[Dataset excerpts — start]

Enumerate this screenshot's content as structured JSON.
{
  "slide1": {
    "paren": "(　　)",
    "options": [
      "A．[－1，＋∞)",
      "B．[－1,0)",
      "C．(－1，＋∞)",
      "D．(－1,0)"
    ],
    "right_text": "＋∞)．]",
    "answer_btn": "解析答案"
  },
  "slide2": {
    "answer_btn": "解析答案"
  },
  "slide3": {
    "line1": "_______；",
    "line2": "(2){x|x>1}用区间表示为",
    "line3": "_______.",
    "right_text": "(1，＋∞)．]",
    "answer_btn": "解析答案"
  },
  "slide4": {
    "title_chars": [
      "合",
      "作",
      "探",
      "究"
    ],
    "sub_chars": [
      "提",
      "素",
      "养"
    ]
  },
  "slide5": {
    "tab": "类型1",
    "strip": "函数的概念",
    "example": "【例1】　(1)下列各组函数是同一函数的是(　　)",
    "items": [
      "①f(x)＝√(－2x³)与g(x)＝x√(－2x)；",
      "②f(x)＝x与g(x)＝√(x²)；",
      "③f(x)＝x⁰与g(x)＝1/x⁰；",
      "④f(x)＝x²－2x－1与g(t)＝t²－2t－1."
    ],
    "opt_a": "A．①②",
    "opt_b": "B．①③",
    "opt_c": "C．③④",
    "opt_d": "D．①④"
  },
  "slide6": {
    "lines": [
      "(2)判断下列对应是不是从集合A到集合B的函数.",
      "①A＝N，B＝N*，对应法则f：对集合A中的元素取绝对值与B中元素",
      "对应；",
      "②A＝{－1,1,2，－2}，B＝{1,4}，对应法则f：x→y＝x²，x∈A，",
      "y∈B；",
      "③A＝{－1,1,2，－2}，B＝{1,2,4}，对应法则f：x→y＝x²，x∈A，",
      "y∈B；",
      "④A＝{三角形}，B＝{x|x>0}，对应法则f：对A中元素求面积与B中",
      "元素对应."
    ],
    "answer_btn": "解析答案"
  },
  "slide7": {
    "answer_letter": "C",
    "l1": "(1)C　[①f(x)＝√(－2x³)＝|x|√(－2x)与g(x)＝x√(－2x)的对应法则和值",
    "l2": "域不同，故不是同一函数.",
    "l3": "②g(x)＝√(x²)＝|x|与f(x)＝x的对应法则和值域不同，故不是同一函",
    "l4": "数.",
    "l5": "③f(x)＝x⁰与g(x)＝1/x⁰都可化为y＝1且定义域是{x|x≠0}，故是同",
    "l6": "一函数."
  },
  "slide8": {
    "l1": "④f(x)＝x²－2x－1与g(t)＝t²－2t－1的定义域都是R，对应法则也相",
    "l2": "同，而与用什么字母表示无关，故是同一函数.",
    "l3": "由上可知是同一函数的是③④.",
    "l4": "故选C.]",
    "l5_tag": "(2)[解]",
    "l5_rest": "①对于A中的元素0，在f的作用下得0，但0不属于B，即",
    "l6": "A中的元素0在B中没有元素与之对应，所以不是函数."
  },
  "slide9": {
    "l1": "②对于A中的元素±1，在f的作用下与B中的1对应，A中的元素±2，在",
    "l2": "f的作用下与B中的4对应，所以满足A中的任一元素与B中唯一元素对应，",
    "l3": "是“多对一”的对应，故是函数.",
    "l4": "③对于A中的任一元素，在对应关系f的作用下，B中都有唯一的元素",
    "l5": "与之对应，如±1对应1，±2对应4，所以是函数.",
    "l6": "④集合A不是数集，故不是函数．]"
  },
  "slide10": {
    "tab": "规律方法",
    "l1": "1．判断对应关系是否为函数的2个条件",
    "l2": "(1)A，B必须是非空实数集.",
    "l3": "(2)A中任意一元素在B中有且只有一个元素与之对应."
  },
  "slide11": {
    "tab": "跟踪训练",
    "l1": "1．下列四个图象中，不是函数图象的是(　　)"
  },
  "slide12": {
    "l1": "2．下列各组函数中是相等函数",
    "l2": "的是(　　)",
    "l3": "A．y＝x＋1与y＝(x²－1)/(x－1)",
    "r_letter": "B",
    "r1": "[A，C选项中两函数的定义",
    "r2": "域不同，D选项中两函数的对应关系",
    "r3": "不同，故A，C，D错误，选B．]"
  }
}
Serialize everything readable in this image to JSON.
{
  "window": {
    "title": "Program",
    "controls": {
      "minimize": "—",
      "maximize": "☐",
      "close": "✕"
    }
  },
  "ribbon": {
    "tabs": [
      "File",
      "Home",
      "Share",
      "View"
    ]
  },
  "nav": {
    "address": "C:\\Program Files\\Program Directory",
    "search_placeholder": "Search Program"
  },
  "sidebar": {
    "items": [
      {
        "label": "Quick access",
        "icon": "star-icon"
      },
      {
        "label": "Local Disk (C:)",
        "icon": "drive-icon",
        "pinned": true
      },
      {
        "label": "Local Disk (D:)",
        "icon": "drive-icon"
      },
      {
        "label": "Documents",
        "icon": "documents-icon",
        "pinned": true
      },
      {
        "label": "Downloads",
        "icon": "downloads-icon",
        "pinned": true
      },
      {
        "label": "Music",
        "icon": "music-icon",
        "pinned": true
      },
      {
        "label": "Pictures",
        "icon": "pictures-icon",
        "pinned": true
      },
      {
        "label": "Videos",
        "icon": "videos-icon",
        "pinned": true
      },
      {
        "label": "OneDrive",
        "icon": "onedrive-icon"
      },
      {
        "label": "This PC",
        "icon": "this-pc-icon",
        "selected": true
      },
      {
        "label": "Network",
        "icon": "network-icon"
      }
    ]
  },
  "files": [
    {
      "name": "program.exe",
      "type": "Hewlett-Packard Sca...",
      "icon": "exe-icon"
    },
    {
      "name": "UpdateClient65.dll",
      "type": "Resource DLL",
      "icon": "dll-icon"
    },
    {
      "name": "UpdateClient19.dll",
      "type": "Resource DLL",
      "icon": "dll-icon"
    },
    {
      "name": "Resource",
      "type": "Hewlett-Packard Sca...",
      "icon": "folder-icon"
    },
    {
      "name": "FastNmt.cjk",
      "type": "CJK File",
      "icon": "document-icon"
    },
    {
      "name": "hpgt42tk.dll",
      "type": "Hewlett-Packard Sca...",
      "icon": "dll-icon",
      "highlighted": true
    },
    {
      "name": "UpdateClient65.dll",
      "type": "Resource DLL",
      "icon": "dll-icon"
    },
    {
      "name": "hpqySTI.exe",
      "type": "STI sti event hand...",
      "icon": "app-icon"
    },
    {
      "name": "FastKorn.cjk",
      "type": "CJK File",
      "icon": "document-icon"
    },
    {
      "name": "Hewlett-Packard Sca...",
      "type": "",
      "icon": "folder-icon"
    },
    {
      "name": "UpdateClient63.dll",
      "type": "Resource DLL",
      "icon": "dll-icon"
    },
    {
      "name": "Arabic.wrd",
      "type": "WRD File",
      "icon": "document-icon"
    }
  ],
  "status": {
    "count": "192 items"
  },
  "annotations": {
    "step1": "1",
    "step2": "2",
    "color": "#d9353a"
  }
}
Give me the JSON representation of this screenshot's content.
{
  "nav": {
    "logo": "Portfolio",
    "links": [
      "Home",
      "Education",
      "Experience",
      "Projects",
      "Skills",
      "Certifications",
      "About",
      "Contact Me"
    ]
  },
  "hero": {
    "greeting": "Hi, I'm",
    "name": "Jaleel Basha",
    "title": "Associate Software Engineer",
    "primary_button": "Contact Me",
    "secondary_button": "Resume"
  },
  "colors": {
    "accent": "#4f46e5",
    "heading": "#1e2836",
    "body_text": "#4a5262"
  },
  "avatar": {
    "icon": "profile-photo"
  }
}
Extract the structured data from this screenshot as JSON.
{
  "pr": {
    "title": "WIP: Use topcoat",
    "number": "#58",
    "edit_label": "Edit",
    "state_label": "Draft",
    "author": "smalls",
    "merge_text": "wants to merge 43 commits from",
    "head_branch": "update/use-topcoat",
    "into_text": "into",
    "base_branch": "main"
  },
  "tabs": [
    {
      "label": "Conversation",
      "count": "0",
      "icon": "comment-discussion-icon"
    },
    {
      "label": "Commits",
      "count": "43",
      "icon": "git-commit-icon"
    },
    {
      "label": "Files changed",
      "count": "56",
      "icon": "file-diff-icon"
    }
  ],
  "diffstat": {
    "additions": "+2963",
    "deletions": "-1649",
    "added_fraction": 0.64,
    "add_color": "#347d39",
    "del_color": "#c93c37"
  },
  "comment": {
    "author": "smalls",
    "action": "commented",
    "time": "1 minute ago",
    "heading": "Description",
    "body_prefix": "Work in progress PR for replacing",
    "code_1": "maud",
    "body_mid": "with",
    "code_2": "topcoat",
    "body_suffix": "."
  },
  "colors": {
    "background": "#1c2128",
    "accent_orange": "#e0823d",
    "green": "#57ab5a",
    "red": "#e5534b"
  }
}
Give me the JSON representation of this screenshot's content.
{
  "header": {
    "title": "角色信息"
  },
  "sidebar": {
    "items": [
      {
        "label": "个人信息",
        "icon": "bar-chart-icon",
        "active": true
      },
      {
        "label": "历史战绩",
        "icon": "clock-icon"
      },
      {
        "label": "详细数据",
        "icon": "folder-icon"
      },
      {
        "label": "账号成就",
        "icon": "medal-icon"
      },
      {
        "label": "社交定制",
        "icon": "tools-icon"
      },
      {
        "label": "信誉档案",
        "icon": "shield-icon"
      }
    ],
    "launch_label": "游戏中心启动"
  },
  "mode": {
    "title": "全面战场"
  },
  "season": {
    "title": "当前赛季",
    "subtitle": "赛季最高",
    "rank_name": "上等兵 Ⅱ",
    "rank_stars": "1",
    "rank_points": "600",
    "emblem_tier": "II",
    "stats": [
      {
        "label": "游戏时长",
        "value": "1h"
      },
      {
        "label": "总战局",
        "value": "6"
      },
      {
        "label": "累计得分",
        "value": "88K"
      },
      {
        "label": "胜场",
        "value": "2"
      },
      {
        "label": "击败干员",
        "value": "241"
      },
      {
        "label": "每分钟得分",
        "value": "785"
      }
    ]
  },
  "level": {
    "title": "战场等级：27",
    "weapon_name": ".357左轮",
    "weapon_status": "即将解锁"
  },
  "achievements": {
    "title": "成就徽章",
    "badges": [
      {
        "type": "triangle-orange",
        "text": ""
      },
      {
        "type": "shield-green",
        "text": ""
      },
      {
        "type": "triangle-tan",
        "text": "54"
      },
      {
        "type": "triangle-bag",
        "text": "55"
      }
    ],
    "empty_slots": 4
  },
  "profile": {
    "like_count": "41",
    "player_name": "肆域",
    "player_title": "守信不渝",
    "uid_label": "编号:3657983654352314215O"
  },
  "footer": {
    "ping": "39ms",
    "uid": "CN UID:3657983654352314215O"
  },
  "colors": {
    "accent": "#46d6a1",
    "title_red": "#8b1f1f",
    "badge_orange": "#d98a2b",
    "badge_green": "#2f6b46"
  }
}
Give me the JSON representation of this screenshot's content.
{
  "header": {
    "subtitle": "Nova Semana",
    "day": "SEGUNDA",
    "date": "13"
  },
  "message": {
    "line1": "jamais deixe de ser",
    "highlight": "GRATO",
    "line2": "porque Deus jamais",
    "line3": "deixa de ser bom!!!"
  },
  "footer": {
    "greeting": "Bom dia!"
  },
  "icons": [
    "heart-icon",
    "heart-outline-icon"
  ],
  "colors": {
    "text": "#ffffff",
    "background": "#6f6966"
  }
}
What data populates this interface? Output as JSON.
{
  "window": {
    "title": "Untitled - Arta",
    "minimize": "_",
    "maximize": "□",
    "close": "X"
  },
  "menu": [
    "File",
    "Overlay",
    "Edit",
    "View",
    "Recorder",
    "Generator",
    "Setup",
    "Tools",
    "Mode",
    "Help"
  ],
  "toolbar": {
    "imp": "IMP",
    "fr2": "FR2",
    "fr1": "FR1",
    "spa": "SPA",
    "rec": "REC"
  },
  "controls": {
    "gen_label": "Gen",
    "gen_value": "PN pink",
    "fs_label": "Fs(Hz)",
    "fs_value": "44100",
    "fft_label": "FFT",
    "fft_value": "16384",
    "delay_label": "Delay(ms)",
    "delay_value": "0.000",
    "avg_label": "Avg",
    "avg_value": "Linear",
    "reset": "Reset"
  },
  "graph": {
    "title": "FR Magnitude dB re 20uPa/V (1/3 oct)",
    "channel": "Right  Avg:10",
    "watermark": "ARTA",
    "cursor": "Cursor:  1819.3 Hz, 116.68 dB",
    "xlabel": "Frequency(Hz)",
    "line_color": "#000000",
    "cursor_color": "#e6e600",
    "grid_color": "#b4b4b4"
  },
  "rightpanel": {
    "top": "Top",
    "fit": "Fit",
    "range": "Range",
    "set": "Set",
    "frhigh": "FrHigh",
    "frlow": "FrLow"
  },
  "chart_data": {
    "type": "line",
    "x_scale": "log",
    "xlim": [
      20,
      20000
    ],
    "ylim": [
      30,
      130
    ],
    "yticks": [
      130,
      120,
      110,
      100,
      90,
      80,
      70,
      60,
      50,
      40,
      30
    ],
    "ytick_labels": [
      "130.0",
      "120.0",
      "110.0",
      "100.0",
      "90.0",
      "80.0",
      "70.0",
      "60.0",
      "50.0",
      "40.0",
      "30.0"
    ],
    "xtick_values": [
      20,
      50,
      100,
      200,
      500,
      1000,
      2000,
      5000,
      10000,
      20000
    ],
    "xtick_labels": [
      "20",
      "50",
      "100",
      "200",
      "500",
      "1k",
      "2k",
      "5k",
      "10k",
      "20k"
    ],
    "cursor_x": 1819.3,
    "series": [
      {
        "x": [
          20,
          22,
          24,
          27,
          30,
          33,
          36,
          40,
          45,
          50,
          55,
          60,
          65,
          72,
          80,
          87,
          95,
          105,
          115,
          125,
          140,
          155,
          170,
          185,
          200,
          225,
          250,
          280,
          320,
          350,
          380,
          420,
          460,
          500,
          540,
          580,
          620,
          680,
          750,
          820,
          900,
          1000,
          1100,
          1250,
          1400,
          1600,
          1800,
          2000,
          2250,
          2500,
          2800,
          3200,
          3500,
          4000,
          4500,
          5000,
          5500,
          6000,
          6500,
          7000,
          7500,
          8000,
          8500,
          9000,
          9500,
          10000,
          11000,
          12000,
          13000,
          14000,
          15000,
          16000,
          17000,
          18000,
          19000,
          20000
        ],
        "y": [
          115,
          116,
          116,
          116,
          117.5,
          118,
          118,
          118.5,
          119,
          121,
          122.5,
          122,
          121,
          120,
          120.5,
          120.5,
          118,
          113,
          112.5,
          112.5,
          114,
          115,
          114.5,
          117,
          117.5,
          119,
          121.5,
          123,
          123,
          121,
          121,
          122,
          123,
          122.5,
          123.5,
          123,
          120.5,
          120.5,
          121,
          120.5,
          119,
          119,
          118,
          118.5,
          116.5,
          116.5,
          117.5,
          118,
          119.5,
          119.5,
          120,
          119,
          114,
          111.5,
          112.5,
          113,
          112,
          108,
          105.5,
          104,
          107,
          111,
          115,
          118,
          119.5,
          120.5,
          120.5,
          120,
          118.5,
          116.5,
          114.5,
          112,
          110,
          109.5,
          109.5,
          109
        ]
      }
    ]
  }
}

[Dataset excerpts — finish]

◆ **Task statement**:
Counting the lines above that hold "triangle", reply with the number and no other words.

◆ **Response area**:
3